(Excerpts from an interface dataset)
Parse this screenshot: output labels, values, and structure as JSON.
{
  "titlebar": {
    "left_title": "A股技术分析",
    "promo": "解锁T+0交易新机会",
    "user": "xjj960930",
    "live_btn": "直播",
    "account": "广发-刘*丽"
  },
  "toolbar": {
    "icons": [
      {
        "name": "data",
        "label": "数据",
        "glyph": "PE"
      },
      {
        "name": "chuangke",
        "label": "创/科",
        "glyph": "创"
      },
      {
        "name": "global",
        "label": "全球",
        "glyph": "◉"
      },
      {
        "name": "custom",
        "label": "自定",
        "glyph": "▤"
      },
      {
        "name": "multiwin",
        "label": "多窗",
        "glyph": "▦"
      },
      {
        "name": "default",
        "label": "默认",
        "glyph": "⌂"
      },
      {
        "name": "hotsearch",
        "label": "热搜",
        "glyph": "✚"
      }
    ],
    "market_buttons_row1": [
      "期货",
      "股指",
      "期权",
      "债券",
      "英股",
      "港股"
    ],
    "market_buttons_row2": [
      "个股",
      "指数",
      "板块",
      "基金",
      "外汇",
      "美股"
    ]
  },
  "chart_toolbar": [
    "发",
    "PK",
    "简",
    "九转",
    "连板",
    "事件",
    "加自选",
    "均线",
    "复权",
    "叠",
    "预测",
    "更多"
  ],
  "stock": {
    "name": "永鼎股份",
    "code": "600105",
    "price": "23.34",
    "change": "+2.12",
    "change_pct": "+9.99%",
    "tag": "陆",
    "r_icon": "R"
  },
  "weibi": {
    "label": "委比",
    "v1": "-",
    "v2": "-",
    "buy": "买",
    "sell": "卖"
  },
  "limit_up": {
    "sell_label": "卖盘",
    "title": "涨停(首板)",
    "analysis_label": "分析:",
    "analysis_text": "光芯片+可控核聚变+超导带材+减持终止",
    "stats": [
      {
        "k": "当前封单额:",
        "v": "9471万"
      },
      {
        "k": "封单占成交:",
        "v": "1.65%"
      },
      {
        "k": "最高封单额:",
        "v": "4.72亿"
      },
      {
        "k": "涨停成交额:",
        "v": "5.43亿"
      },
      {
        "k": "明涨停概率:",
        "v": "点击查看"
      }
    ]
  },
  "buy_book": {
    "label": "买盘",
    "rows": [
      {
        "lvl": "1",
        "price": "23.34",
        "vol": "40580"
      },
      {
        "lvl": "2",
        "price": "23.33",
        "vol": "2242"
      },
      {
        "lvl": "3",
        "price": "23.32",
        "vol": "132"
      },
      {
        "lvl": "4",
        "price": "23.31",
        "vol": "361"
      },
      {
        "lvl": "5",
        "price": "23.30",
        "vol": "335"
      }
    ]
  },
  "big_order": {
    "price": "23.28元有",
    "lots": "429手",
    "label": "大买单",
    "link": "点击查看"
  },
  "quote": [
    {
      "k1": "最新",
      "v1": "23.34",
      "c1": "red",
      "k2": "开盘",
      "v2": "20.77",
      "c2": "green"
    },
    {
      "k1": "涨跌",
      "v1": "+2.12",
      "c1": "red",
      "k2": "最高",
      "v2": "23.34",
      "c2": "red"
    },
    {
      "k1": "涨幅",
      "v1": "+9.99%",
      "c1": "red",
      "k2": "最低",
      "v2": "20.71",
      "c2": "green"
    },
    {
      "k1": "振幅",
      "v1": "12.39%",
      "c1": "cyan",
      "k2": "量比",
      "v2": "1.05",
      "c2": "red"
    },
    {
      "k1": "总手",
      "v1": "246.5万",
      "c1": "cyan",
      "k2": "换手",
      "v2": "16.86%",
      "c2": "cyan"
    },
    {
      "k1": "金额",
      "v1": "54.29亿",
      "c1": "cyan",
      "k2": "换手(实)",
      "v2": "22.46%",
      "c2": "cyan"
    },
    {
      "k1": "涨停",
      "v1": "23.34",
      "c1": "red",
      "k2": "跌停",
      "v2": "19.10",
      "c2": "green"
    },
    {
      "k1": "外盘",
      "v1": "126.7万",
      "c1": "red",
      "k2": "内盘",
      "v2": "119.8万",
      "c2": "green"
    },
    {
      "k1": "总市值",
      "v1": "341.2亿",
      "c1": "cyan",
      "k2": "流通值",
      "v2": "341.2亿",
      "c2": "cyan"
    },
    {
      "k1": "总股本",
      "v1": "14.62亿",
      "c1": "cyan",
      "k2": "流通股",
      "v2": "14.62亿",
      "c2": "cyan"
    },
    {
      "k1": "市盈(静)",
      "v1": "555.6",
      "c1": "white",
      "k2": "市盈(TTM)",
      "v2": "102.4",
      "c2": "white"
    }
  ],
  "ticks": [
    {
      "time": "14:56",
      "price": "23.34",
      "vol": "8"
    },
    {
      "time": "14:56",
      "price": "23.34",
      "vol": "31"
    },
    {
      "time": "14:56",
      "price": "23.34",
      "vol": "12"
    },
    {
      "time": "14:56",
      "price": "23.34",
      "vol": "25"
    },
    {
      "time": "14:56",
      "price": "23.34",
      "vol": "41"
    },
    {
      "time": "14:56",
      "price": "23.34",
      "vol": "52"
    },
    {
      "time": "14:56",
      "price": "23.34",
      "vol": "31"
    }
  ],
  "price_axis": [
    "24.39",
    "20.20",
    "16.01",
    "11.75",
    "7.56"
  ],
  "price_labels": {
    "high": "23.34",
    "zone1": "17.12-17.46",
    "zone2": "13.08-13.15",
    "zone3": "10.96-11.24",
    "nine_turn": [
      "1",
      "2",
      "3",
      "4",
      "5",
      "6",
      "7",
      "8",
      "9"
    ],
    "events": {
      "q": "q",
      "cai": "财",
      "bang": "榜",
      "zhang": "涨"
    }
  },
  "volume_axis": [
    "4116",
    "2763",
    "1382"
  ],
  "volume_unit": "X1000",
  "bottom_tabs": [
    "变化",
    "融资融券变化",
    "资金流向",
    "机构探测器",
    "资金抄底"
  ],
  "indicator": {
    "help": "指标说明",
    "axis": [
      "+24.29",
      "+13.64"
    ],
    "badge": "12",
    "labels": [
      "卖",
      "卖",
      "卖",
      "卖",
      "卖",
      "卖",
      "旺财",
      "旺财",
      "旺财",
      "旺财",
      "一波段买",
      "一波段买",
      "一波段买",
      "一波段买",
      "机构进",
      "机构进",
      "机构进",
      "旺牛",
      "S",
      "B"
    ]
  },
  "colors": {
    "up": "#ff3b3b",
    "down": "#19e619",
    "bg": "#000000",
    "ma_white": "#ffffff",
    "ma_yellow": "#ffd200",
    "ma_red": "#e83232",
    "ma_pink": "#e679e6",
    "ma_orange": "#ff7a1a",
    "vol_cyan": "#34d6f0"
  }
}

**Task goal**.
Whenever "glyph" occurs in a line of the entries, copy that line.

**Answer box**.
        "glyph": "PE"
        "glyph": "创"
        "glyph": "◉"
        "glyph": "▤"
        "glyph": "▦"
        "glyph": "⌂"
        "glyph": "✚"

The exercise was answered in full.